[INPUT FOR THIS TASK — start]
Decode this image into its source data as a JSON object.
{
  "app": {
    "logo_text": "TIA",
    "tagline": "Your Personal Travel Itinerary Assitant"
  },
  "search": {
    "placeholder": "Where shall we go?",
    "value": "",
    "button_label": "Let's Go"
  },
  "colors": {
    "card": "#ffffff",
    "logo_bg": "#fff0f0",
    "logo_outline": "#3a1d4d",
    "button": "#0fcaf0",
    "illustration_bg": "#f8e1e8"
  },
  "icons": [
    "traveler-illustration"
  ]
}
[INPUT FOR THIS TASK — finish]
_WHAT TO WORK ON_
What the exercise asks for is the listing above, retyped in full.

_SOLVED PROBLEM_
Decode this image into its source data as a JSON object.
{
  "app": {
    "logo_text": "TIA",
    "tagline": "Your Personal Travel Itinerary Assitant"
  },
  "search": {
    "placeholder": "Where shall we go?",
    "value": "",
    "button_label": "Let's Go"
  },
  "colors": {
    "card": "#ffffff",
    "logo_bg": "#fff0f0",
    "logo_outline": "#3a1d4d",
    "button": "#0fcaf0",
    "illustration_bg": "#f8e1e8"
  },
  "icons": [
    "traveler-illustration"
  ]
}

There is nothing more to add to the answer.